KARL: One after another, Republicans lined up in opposition. But Democrats are in charge now, able to pass the largest bill of its kind in history – $825 billion, including $275 billion in tax cuts; $550 billion in new spending, including $43 billion on transportation projects, more than $160 billion on health care, and $150 billion on education, double the entire budget of the Department of Education.

NANCY PELOSI, HOUSE SPEAKER: We are moving the ship of state in a new direction.

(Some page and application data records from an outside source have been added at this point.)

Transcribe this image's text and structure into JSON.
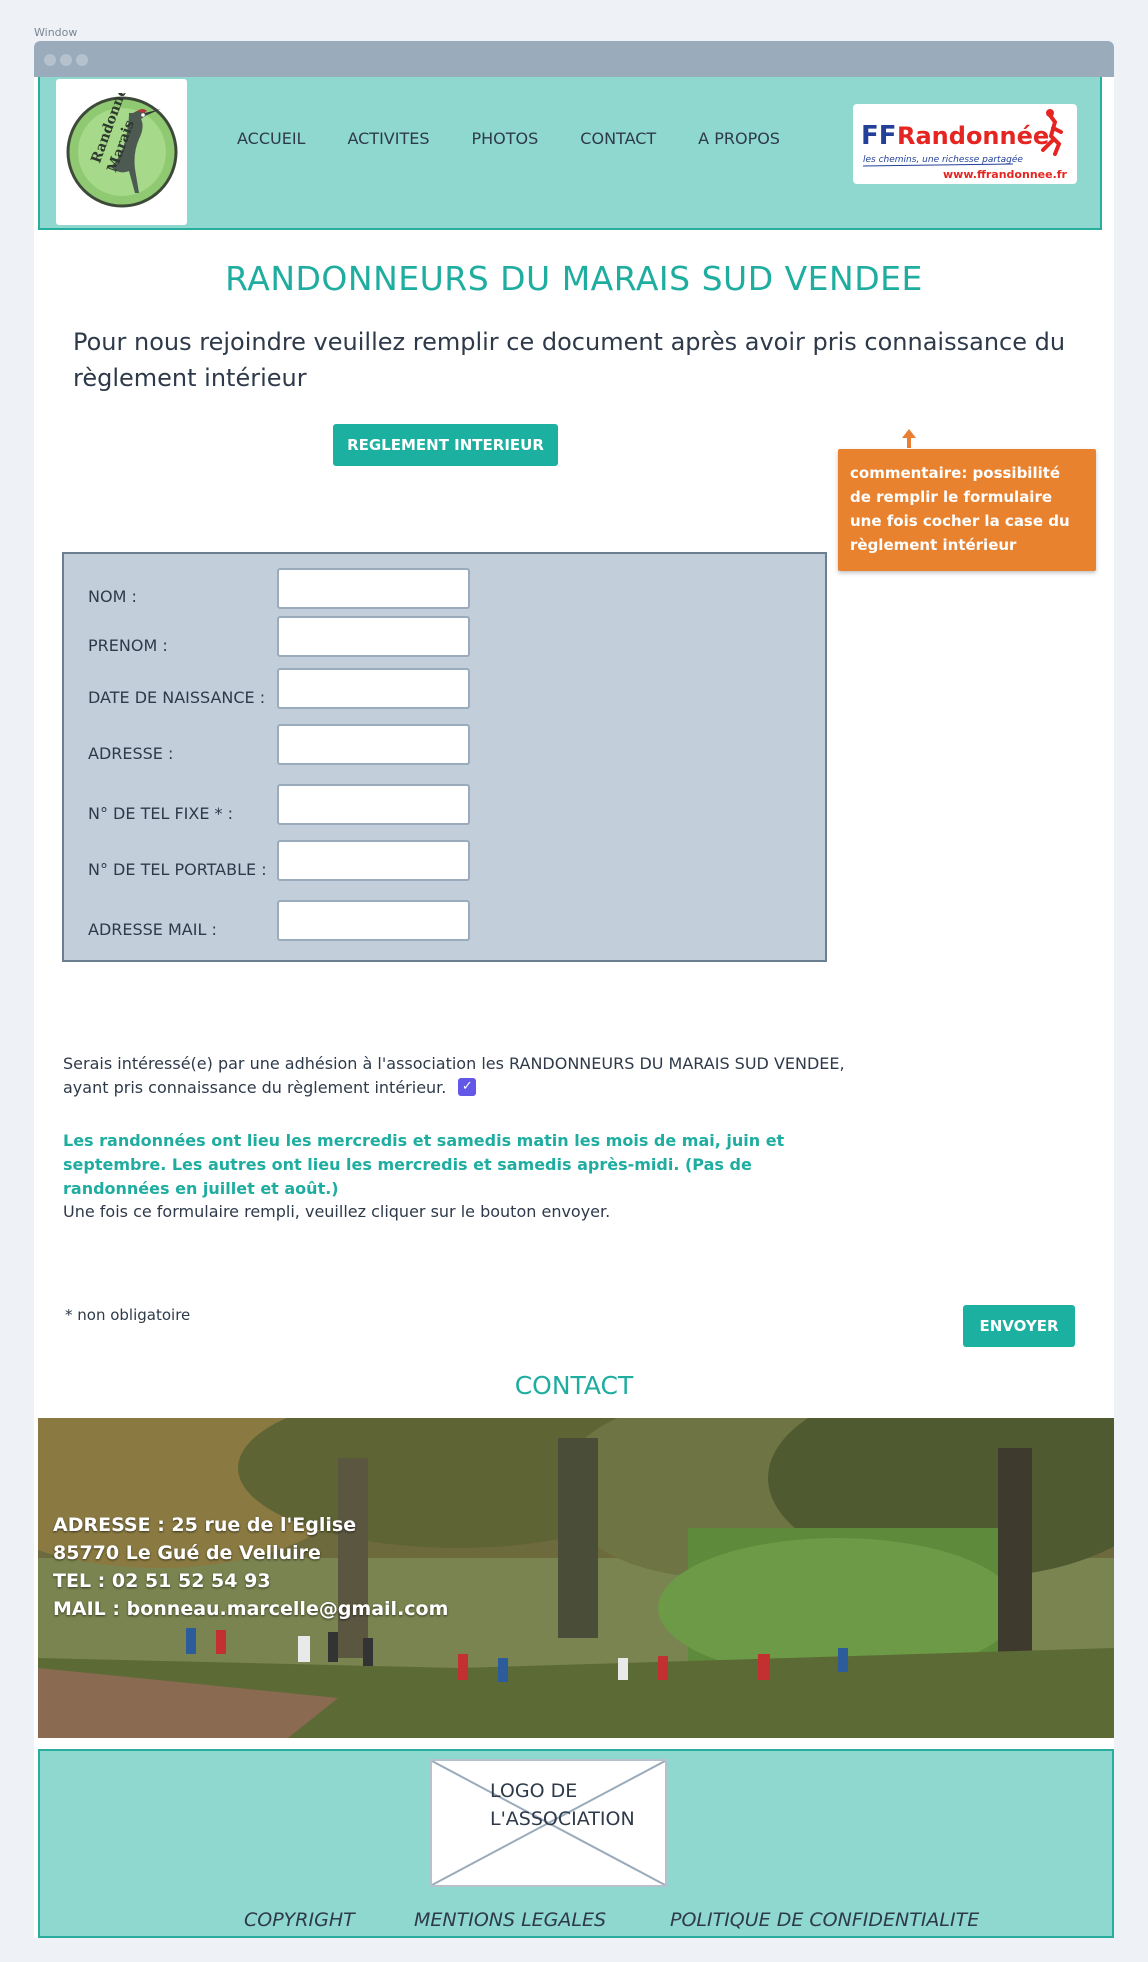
{
  "window": {
    "label": "Window"
  },
  "nav": {
    "items": [
      "ACCUEIL",
      "ACTIVITES",
      "PHOTOS",
      "CONTACT",
      "A PROPOS"
    ]
  },
  "logos": {
    "left_text": "Randonneurs du Marais",
    "right_main": "FFRandonnée",
    "right_tagline": "les chemins, une richesse partagée",
    "right_url": "www.ffrandonnee.fr"
  },
  "page": {
    "title": "RANDONNEURS DU MARAIS SUD VENDEE",
    "intro": "Pour nous rejoindre veuillez remplir ce document après avoir pris connaissance du règlement intérieur",
    "reglement_button": "REGLEMENT INTERIEUR",
    "comment": "commentaire: possibilité de remplir le formulaire une fois cocher la  case du règlement intérieur"
  },
  "form": {
    "fields": [
      {
        "label": "NOM :",
        "value": ""
      },
      {
        "label": "PRENOM :",
        "value": ""
      },
      {
        "label": "DATE DE NAISSANCE :",
        "value": ""
      },
      {
        "label": "ADRESSE :",
        "value": ""
      },
      {
        "label": "N° DE TEL FIXE * :",
        "value": ""
      },
      {
        "label": "N° DE TEL PORTABLE :",
        "value": ""
      },
      {
        "label": "ADRESSE MAIL :",
        "value": ""
      }
    ],
    "consent": "Serais intéressé(e) par une adhésion à l'association les RANDONNEURS DU MARAIS SUD VENDEE, ayant pris connaissance du règlement intérieur.",
    "consent_checked": true,
    "info": "Les randonnées ont lieu les mercredis et samedis matin les mois de mai, juin et septembre. Les autres ont lieu les mercredis et samedis après-midi. (Pas de randonnées en juillet et août.)",
    "instruction": "Une fois ce formulaire rempli, veuillez cliquer sur le bouton envoyer.",
    "note": "* non obligatoire",
    "submit_label": "ENVOYER"
  },
  "contact": {
    "title": "CONTACT",
    "address_line1": "ADRESSE : 25 rue de l'Eglise",
    "address_line2": "85770 Le Gué de Velluire",
    "tel": "TEL : 02 51 52 54 93",
    "mail": "MAIL : bonneau.marcelle@gmail.com"
  },
  "footer": {
    "logo_placeholder_line1": "LOGO DE",
    "logo_placeholder_line2": "L'ASSOCIATION",
    "links": [
      "COPYRIGHT",
      "MENTIONS LEGALES",
      "POLITIQUE DE CONFIDENTIALITE"
    ]
  },
  "colors": {
    "accent": "#1cb0a0",
    "header_bg": "#8fd8cf",
    "comment_bg": "#e8822f",
    "form_bg": "#c2cfdb",
    "checkbox": "#6257e6"
  }
}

KARL: But Republicans say the bill is filled with old-fashioned big-government spending that won't stimulate the economy. For example, $335 million for sexually transmitted disease prevention, $600 million to buy new cars for government employees, and $1 billion to follow up on the 2010 Census, which, of course, hasn't happened yet. The Senate is expected to pass its own more costly version of this bill next week. That would put Congress on track to meet President Obama's deadline of getting a final bill to his desk by President's Day. But, Charlie, in the Senate, it is expected that the overwhelming majority of Democrats will oppose this as well.
CBS Evening News:
KATIE COURIC: Good evening, everyone. President Obama made an in-person appeal to House Republicans to vote for his economic stimulus plan, but it didn't work. Not a single Republican joined the majority Democrats tonight as the House passed the more than $800 billion package. The final tally, 244 yeas and 188 nays. Twelve Democrats also voted no. Chip Reid is our chief White House correspondent, and, Chip, the President gets a victory, but not the bipartisan one he had hoped for.

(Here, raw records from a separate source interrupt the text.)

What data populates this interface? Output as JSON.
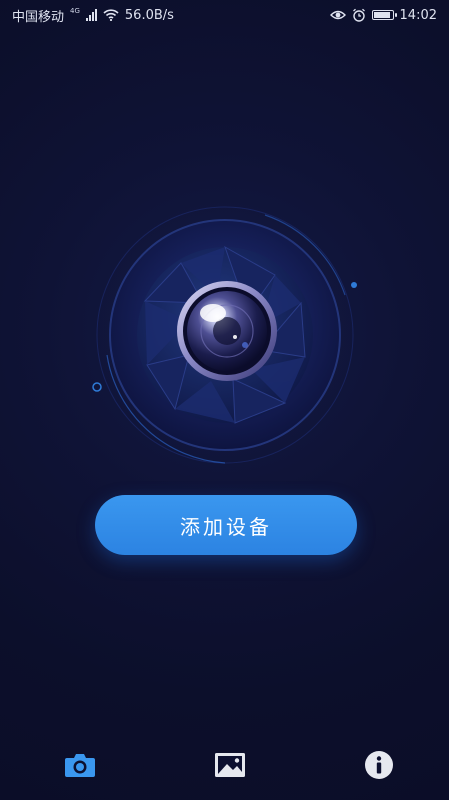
{
  "status_bar": {
    "carrier": "中国移动",
    "network_badge": "4G",
    "speed": "56.0B/s",
    "time": "14:02",
    "battery_level": 0.8
  },
  "main": {
    "add_device_label": "添加设备"
  },
  "bottom_nav": {
    "items": [
      {
        "icon": "camera-icon",
        "active": true
      },
      {
        "icon": "image-icon",
        "active": false
      },
      {
        "icon": "info-icon",
        "active": false
      }
    ]
  },
  "colors": {
    "background": "#0d1030",
    "accent": "#3a97ef",
    "nav_active": "#3a97ef",
    "nav_inactive": "#e6e8ef"
  }
}
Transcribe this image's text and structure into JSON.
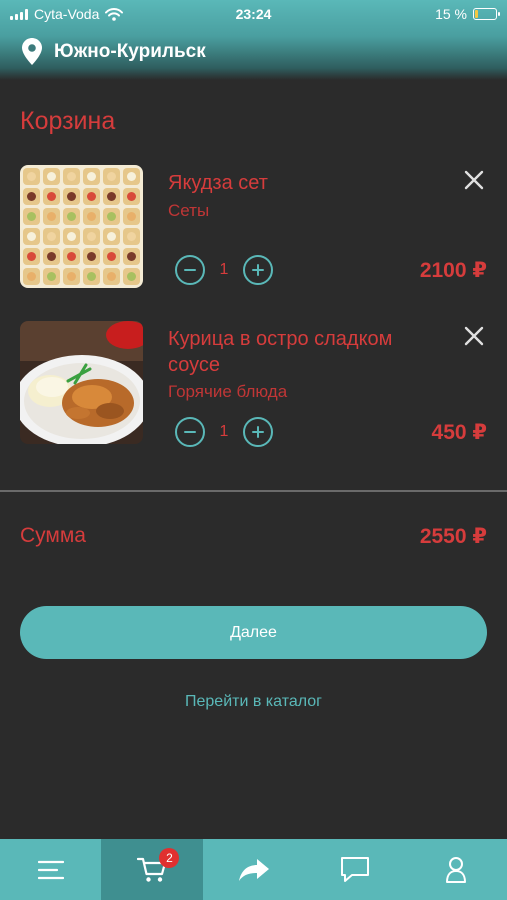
{
  "status": {
    "carrier": "Cyta-Voda",
    "time": "23:24",
    "battery": "15 %"
  },
  "location": "Южно-Курильск",
  "title": "Корзина",
  "items": [
    {
      "name": "Якудза сет",
      "category": "Сеты",
      "qty": "1",
      "price": "2100 ₽"
    },
    {
      "name": "Курица в остро сладком соусе",
      "category": "Горячие блюда",
      "qty": "1",
      "price": "450 ₽"
    }
  ],
  "summary": {
    "label": "Сумма",
    "value": "2550 ₽"
  },
  "next_button": "Далее",
  "catalog_link": "Перейти в каталог",
  "tabbar": {
    "cart_badge": "2",
    "icons": [
      "menu-icon",
      "cart-icon",
      "share-icon",
      "chat-icon",
      "profile-icon"
    ]
  },
  "colors": {
    "accent": "#5ab8b8",
    "accent_dark": "#3f8f90",
    "text_red": "#d63c3c",
    "background": "#2b2b2b",
    "badge": "#e03030"
  }
}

CHIP REID: That's right, Katie. The White House says this is a victory for the President, but certainly there is also some disappointment that he worked so hard to get bipartisan support and couldn't get a single Republican vote. As the House of Representatives prepared to vote on the economic stimulus bill today, President Obama made one last plea for bold action, on behalf of American workers.

BARACK OBAMA: -the workers who are returning home to tell their husbands and wives and children that they no longer have a job. And all those who live in fear that their job will be next on the cutting blocks, they need help now.

REID: House Democrats voted overwhelmingly for the bill, which they say will create three to four million jobs.

REP. DAVID OBEY (D-WI) Every week that we delay is another 100,000 or more people unemployed.

REID: But Republicans relentlessly attacked the bill despite the President's extraordinary efforts to get bipartisan support.

REP. MIKE PENCE (R-IN): It's merely a wish list of long-standing liberal Democrat priorities that have little to do with putting our economy back on its feet.

REID: Some examples, they say, a billion dollars for Amtrak, $41 billion for local school districts, $127 billion for health care for the poor and unemployed.

REP. PAUL RYAN (R-WI): Spending, just plain old spending

REID: Earlier, the President met with a group of CEOs who told him the bill will create jobs, lots of them. Around the table, long-time pillars of the economy whose work forces are now taking it on the chin – IBM, 2,800 layoffs, Xerox, 3,000; Motorola, 6,100; and Corning, 3,500 layoffs announced just yesterday.

DAVID COTE, HONEYWELL INTERNATIONAL INC., CLIP #1: -needs to get done fast.

COTE CLIP #2: Thank God you are not a timid man.

REID: And White House officials say this is just the beginning. Next week, the bill goes to the Senate, and the President is going to work very hard, they say, to get Republican support. As Press Secretary Robert Gibbs put it today, they're in the third inning of a nine-inning game, and a lot can change. Katie?

COURIC: And, Chip, as you mentioned, I mean, the President went up to the Hill to personally appeal to Republicans already, so what more can he do?

REID: Well, he can do a couple of things, Katie. Number one, they can make more changes in the bill, and they are prepared to do that. And number two, they are going to continue this charm offensive, essentially. They're going to have a cocktail party here tonight – 11 Republicans, 11 Democrats. That's part of the new bipartisan way of looking at Congress.
Brent Baker
Brent Baker
Brent Baker is the Steven P.J. Wood Senior Fellow and VP for Research and Publications at the Media Research Center